• _Activity_: How many lines of the records below contain the word "label"? Answer with the number alone.

[Dataset rows describing interfaces]
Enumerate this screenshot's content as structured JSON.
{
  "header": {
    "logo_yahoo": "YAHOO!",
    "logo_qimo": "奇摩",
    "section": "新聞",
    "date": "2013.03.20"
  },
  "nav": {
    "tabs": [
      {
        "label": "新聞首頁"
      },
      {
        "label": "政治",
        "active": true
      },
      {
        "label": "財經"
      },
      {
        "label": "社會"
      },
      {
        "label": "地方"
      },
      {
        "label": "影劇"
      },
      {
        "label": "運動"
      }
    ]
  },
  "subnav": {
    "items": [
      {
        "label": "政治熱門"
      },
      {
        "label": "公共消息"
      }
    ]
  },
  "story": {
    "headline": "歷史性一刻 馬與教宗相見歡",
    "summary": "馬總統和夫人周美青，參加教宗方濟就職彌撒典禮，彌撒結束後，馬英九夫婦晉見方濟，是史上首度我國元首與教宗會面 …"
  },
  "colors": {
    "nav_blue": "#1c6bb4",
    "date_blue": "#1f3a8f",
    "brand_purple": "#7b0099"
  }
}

• _Exercise result_: 9